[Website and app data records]
##########
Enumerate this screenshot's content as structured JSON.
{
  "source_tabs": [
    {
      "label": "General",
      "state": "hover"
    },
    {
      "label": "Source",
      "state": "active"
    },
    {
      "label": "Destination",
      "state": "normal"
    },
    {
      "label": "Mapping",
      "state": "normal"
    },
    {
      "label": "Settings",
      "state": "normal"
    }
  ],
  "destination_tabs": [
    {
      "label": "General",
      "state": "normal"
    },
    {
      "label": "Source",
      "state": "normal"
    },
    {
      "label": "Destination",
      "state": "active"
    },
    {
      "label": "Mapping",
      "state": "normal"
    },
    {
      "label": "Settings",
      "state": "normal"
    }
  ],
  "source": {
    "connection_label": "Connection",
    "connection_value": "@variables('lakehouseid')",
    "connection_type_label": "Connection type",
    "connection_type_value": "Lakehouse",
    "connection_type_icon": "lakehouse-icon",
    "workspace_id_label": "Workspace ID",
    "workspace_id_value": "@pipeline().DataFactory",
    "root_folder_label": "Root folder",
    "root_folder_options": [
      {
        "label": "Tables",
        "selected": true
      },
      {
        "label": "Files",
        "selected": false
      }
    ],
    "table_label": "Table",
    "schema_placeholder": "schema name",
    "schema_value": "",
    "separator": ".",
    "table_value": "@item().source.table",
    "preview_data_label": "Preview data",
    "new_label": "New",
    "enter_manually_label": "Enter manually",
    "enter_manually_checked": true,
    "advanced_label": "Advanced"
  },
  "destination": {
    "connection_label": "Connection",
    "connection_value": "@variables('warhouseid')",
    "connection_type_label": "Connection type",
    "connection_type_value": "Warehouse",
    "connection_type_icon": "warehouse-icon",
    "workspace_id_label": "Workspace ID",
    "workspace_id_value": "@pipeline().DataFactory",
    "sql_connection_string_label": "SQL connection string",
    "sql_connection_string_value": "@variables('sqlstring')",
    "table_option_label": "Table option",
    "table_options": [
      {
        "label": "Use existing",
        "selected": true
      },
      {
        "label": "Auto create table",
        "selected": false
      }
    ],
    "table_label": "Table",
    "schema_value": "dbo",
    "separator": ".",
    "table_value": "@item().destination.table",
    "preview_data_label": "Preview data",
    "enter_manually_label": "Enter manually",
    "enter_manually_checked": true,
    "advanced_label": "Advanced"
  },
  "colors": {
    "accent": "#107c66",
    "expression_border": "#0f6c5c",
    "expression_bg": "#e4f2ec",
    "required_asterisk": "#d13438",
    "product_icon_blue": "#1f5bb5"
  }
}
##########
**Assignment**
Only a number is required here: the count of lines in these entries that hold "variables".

**Result for this task**
3